Restate the records in full, so that each line matches the original exactly.

◆ ◆ ◆ ◆ ◆

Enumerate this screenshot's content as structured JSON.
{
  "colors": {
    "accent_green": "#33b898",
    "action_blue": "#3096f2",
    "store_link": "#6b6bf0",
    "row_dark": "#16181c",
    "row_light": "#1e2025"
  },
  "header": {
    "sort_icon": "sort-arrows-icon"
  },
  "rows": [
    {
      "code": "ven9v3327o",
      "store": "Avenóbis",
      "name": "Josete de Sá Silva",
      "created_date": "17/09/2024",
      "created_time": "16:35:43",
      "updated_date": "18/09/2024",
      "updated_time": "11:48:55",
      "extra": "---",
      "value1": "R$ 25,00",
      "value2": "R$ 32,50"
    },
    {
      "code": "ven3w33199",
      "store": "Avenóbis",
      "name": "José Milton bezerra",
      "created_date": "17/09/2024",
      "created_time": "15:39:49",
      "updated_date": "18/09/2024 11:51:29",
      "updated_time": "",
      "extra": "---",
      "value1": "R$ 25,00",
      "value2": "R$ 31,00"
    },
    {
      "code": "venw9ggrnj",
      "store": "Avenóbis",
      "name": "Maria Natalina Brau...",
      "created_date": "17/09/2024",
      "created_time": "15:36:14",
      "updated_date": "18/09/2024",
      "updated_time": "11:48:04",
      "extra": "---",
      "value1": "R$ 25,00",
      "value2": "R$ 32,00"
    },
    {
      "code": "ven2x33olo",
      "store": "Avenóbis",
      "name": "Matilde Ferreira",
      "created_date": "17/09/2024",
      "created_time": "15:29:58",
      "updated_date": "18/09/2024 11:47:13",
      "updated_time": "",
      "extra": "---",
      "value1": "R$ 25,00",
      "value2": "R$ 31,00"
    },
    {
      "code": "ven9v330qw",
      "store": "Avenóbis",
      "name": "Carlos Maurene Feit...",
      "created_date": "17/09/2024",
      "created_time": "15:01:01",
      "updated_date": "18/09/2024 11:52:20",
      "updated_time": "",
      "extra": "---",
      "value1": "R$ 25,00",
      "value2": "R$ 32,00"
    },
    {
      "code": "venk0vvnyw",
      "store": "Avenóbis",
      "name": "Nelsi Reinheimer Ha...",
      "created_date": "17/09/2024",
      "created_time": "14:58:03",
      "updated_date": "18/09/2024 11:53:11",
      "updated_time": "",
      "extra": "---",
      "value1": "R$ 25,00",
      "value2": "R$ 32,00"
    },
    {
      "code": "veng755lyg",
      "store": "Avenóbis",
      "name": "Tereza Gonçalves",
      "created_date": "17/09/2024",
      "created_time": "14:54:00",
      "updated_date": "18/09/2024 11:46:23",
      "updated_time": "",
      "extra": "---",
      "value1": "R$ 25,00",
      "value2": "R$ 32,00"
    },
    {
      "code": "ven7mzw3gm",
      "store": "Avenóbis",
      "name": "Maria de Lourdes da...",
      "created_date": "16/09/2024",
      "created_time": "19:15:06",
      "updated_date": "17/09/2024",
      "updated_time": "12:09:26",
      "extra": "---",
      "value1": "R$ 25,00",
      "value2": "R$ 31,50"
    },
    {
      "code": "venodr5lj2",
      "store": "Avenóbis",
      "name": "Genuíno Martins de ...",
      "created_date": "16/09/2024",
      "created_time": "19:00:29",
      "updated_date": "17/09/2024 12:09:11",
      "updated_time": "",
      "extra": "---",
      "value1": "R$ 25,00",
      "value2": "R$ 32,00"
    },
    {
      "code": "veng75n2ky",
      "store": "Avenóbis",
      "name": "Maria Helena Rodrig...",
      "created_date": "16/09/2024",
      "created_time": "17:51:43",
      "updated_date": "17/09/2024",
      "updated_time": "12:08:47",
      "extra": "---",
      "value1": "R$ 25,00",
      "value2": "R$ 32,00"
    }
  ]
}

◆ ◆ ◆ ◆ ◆

Expected output ->
Enumerate this screenshot's content as structured JSON.
{
  "colors": {
    "accent_green": "#33b898",
    "action_blue": "#3096f2",
    "store_link": "#6b6bf0",
    "row_dark": "#16181c",
    "row_light": "#1e2025"
  },
  "header": {
    "sort_icon": "sort-arrows-icon"
  },
  "rows": [
    {
      "code": "ven9v3327o",
      "store": "Avenóbis",
      "name": "Josete de Sá Silva",
      "created_date": "17/09/2024",
      "created_time": "16:35:43",
      "updated_date": "18/09/2024",
      "updated_time": "11:48:55",
      "extra": "---",
      "value1": "R$ 25,00",
      "value2": "R$ 32,50"
    },
    {
      "code": "ven3w33199",
      "store": "Avenóbis",
      "name": "José Milton bezerra",
      "created_date": "17/09/2024",
      "created_time": "15:39:49",
      "updated_date": "18/09/2024 11:51:29",
      "updated_time": "",
      "extra": "---",
      "value1": "R$ 25,00",
      "value2": "R$ 31,00"
    },
    {
      "code": "venw9ggrnj",
      "store": "Avenóbis",
      "name": "Maria Natalina Brau...",
      "created_date": "17/09/2024",
      "created_time": "15:36:14",
      "updated_date": "18/09/2024",
      "updated_time": "11:48:04",
      "extra": "---",
      "value1": "R$ 25,00",
      "value2": "R$ 32,00"
    },
    {
      "code": "ven2x33olo",
      "store": "Avenóbis",
      "name": "Matilde Ferreira",
      "created_date": "17/09/2024",
      "created_time": "15:29:58",
      "updated_date": "18/09/2024 11:47:13",
      "updated_time": "",
      "extra": "---",
      "value1": "R$ 25,00",
      "value2": "R$ 31,00"
    },
    {
      "code": "ven9v330qw",
      "store": "Avenóbis",
      "name": "Carlos Maurene Feit...",
      "created_date": "17/09/2024",
      "created_time": "15:01:01",
      "updated_date": "18/09/2024 11:52:20",
      "updated_time": "",
      "extra": "---",
      "value1": "R$ 25,00",
      "value2": "R$ 32,00"
    },
    {
      "code": "venk0vvnyw",
      "store": "Avenóbis",
      "name": "Nelsi Reinheimer Ha...",
      "created_date": "17/09/2024",
      "created_time": "14:58:03",
      "updated_date": "18/09/2024 11:53:11",
      "updated_time": "",
      "extra": "---",
      "value1": "R$ 25,00",
      "value2": "R$ 32,00"
    },
    {
      "code": "veng755lyg",
      "store": "Avenóbis",
      "name": "Tereza Gonçalves",
      "created_date": "17/09/2024",
      "created_time": "14:54:00",
      "updated_date": "18/09/2024 11:46:23",
      "updated_time": "",
      "extra": "---",
      "value1": "R$ 25,00",
      "value2": "R$ 32,00"
    },
    {
      "code": "ven7mzw3gm",
      "store": "Avenóbis",
      "name": "Maria de Lourdes da...",
      "created_date": "16/09/2024",
      "created_time": "19:15:06",
      "updated_date": "17/09/2024",
      "updated_time": "12:09:26",
      "extra": "---",
      "value1": "R$ 25,00",
      "value2": "R$ 31,50"
    },
    {
      "code": "venodr5lj2",
      "store": "Avenóbis",
      "name": "Genuíno Martins de ...",
      "created_date": "16/09/2024",
      "created_time": "19:00:29",
      "updated_date": "17/09/2024 12:09:11",
      "updated_time": "",
      "extra": "---",
      "value1": "R$ 25,00",
      "value2": "R$ 32,00"
    },
    {
      "code": "veng75n2ky",
      "store": "Avenóbis",
      "name": "Maria Helena Rodrig...",
      "created_date": "16/09/2024",
      "created_time": "17:51:43",
      "updated_date": "17/09/2024",
      "updated_time": "12:08:47",
      "extra": "---",
      "value1": "R$ 25,00",
      "value2": "R$ 32,00"
    }
  ]
}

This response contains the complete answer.